# Directions
Which lines of the records contain the word "Autumn"? Show each of them.

*** Given data ***

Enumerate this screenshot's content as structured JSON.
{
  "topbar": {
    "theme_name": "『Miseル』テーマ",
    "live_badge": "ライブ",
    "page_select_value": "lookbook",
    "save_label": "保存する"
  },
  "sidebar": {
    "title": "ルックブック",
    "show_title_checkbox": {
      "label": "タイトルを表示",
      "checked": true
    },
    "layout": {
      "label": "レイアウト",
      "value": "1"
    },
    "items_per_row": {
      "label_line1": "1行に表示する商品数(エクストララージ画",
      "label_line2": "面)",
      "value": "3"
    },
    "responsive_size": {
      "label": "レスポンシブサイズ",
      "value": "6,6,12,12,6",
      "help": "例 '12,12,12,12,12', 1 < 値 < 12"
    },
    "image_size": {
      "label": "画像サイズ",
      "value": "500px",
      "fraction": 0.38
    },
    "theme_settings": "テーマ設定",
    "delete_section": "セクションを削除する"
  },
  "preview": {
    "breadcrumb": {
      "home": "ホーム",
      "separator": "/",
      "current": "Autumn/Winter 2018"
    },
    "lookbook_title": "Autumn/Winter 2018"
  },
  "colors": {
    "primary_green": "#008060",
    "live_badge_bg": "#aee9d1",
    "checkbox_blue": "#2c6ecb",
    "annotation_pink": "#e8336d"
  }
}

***

# Solution
      "current": "Autumn/Winter 2018"
    "lookbook_title": "Autumn/Winter 2018"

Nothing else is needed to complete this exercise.